*** Given data Section Begins ***

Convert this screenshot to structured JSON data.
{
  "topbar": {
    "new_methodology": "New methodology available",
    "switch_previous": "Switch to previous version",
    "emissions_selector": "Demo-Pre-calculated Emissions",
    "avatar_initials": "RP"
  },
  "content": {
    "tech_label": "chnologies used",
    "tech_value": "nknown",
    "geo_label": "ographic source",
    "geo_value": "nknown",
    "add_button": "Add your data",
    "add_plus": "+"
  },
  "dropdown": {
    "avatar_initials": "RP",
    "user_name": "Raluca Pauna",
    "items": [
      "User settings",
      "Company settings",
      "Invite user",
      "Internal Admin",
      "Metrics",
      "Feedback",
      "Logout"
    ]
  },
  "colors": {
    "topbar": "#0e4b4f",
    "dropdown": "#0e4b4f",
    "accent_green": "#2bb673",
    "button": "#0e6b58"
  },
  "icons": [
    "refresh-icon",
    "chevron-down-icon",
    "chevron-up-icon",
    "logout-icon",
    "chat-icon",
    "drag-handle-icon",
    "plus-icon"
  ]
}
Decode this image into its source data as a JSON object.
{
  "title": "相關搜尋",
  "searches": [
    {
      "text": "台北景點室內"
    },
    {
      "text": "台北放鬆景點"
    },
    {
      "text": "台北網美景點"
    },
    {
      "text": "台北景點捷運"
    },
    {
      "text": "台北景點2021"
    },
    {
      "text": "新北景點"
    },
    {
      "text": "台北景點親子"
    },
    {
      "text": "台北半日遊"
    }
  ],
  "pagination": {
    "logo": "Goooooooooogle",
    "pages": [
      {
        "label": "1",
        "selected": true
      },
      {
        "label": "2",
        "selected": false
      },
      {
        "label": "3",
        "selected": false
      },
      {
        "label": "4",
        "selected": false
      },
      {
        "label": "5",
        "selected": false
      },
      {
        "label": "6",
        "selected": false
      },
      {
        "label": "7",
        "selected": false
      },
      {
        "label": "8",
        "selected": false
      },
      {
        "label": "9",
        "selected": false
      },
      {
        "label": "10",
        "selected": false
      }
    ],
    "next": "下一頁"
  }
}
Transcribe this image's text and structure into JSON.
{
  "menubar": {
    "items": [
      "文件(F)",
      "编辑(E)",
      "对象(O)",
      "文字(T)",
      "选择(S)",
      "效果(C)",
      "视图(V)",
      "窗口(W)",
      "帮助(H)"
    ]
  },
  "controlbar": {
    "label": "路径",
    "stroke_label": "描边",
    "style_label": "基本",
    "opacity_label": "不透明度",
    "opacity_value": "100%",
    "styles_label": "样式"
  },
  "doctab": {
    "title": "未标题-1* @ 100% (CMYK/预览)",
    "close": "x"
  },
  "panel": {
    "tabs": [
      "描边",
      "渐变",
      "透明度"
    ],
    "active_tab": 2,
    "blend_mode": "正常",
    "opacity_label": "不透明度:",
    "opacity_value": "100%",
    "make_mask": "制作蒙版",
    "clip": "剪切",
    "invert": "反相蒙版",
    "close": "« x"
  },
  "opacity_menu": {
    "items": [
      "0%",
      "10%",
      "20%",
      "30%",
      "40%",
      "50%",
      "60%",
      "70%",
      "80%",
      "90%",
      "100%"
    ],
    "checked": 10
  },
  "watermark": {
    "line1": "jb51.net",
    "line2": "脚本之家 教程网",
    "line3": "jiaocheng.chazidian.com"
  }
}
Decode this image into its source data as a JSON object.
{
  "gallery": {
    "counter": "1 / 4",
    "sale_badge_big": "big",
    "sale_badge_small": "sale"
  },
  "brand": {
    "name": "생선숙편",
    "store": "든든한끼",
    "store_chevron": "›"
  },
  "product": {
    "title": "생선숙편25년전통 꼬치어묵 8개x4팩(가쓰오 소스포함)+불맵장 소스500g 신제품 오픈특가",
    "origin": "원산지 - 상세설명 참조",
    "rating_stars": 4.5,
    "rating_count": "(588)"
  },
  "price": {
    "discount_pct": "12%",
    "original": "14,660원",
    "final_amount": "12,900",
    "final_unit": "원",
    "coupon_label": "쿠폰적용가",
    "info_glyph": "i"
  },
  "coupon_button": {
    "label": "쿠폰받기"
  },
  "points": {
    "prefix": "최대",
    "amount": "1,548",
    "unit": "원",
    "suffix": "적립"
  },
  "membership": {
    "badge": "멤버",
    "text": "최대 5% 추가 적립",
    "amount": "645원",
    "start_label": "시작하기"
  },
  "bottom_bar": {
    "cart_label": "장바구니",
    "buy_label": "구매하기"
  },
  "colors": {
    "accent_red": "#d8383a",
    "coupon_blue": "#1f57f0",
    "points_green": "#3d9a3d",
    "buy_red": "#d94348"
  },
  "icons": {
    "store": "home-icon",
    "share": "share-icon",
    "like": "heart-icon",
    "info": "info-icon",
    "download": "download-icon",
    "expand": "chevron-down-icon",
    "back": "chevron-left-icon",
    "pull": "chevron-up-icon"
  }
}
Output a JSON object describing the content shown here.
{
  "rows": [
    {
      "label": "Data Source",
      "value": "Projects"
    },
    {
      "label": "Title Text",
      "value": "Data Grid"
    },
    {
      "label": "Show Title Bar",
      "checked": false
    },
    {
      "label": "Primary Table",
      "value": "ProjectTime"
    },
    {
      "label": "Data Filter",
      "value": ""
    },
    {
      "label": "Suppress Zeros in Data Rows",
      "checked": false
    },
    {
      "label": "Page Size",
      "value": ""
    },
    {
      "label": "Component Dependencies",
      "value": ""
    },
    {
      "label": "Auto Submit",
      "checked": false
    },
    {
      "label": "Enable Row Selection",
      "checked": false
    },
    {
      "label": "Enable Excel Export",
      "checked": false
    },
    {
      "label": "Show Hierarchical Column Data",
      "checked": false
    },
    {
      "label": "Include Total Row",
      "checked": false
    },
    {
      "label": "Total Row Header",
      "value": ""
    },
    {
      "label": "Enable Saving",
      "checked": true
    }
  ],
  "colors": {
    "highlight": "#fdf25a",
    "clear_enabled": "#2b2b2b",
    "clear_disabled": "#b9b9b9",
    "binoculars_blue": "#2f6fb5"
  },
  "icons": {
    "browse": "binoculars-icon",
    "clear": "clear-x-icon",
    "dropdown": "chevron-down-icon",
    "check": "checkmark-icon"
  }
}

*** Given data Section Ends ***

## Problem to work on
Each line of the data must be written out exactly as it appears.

## Solution for this task
Convert this screenshot to structured JSON data.
{
  "topbar": {
    "new_methodology": "New methodology available",
    "switch_previous": "Switch to previous version",
    "emissions_selector": "Demo-Pre-calculated Emissions",
    "avatar_initials": "RP"
  },
  "content": {
    "tech_label": "chnologies used",
    "tech_value": "nknown",
    "geo_label": "ographic source",
    "geo_value": "nknown",
    "add_button": "Add your data",
    "add_plus": "+"
  },
  "dropdown": {
    "avatar_initials": "RP",
    "user_name": "Raluca Pauna",
    "items": [
      "User settings",
      "Company settings",
      "Invite user",
      "Internal Admin",
      "Metrics",
      "Feedback",
      "Logout"
    ]
  },
  "colors": {
    "topbar": "#0e4b4f",
    "dropdown": "#0e4b4f",
    "accent_green": "#2bb673",
    "button": "#0e6b58"
  },
  "icons": [
    "refresh-icon",
    "chevron-down-icon",
    "chevron-up-icon",
    "logout-icon",
    "chat-icon",
    "drag-handle-icon",
    "plus-icon"
  ]
}
Decode this image into its source data as a JSON object.
{
  "title": "相關搜尋",
  "searches": [
    {
      "text": "台北景點室內"
    },
    {
      "text": "台北放鬆景點"
    },
    {
      "text": "台北網美景點"
    },
    {
      "text": "台北景點捷運"
    },
    {
      "text": "台北景點2021"
    },
    {
      "text": "新北景點"
    },
    {
      "text": "台北景點親子"
    },
    {
      "text": "台北半日遊"
    }
  ],
  "pagination": {
    "logo": "Goooooooooogle",
    "pages": [
      {
        "label": "1",
        "selected": true
      },
      {
        "label": "2",
        "selected": false
      },
      {
        "label": "3",
        "selected": false
      },
      {
        "label": "4",
        "selected": false
      },
      {
        "label": "5",
        "selected": false
      },
      {
        "label": "6",
        "selected": false
      },
      {
        "label": "7",
        "selected": false
      },
      {
        "label": "8",
        "selected": false
      },
      {
        "label": "9",
        "selected": false
      },
      {
        "label": "10",
        "selected": false
      }
    ],
    "next": "下一頁"
  }
}
Transcribe this image's text and structure into JSON.
{
  "menubar": {
    "items": [
      "文件(F)",
      "编辑(E)",
      "对象(O)",
      "文字(T)",
      "选择(S)",
      "效果(C)",
      "视图(V)",
      "窗口(W)",
      "帮助(H)"
    ]
  },
  "controlbar": {
    "label": "路径",
    "stroke_label": "描边",
    "style_label": "基本",
    "opacity_label": "不透明度",
    "opacity_value": "100%",
    "styles_label": "样式"
  },
  "doctab": {
    "title": "未标题-1* @ 100% (CMYK/预览)",
    "close": "x"
  },
  "panel": {
    "tabs": [
      "描边",
      "渐变",
      "透明度"
    ],
    "active_tab": 2,
    "blend_mode": "正常",
    "opacity_label": "不透明度:",
    "opacity_value": "100%",
    "make_mask": "制作蒙版",
    "clip": "剪切",
    "invert": "反相蒙版",
    "close": "« x"
  },
  "opacity_menu": {
    "items": [
      "0%",
      "10%",
      "20%",
      "30%",
      "40%",
      "50%",
      "60%",
      "70%",
      "80%",
      "90%",
      "100%"
    ],
    "checked": 10
  },
  "watermark": {
    "line1": "jb51.net",
    "line2": "脚本之家 教程网",
    "line3": "jiaocheng.chazidian.com"
  }
}
Decode this image into its source data as a JSON object.
{
  "gallery": {
    "counter": "1 / 4",
    "sale_badge_big": "big",
    "sale_badge_small": "sale"
  },
  "brand": {
    "name": "생선숙편",
    "store": "든든한끼",
    "store_chevron": "›"
  },
  "product": {
    "title": "생선숙편25년전통 꼬치어묵 8개x4팩(가쓰오 소스포함)+불맵장 소스500g 신제품 오픈특가",
    "origin": "원산지 - 상세설명 참조",
    "rating_stars": 4.5,
    "rating_count": "(588)"
  },
  "price": {
    "discount_pct": "12%",
    "original": "14,660원",
    "final_amount": "12,900",
    "final_unit": "원",
    "coupon_label": "쿠폰적용가",
    "info_glyph": "i"
  },
  "coupon_button": {
    "label": "쿠폰받기"
  },
  "points": {
    "prefix": "최대",
    "amount": "1,548",
    "unit": "원",
    "suffix": "적립"
  },
  "membership": {
    "badge": "멤버",
    "text": "최대 5% 추가 적립",
    "amount": "645원",
    "start_label": "시작하기"
  },
  "bottom_bar": {
    "cart_label": "장바구니",
    "buy_label": "구매하기"
  },
  "colors": {
    "accent_red": "#d8383a",
    "coupon_blue": "#1f57f0",
    "points_green": "#3d9a3d",
    "buy_red": "#d94348"
  },
  "icons": {
    "store": "home-icon",
    "share": "share-icon",
    "like": "heart-icon",
    "info": "info-icon",
    "download": "download-icon",
    "expand": "chevron-down-icon",
    "back": "chevron-left-icon",
    "pull": "chevron-up-icon"
  }
}
Output a JSON object describing the content shown here.
{
  "rows": [
    {
      "label": "Data Source",
      "value": "Projects"
    },
    {
      "label": "Title Text",
      "value": "Data Grid"
    },
    {
      "label": "Show Title Bar",
      "checked": false
    },
    {
      "label": "Primary Table",
      "value": "ProjectTime"
    },
    {
      "label": "Data Filter",
      "value": ""
    },
    {
      "label": "Suppress Zeros in Data Rows",
      "checked": false
    },
    {
      "label": "Page Size",
      "value": ""
    },
    {
      "label": "Component Dependencies",
      "value": ""
    },
    {
      "label": "Auto Submit",
      "checked": false
    },
    {
      "label": "Enable Row Selection",
      "checked": false
    },
    {
      "label": "Enable Excel Export",
      "checked": false
    },
    {
      "label": "Show Hierarchical Column Data",
      "checked": false
    },
    {
      "label": "Include Total Row",
      "checked": false
    },
    {
      "label": "Total Row Header",
      "value": ""
    },
    {
      "label": "Enable Saving",
      "checked": true
    }
  ],
  "colors": {
    "highlight": "#fdf25a",
    "clear_enabled": "#2b2b2b",
    "clear_disabled": "#b9b9b9",
    "binoculars_blue": "#2f6fb5"
  },
  "icons": {
    "browse": "binoculars-icon",
    "clear": "clear-x-icon",
    "dropdown": "chevron-down-icon",
    "check": "checkmark-icon"
  }
}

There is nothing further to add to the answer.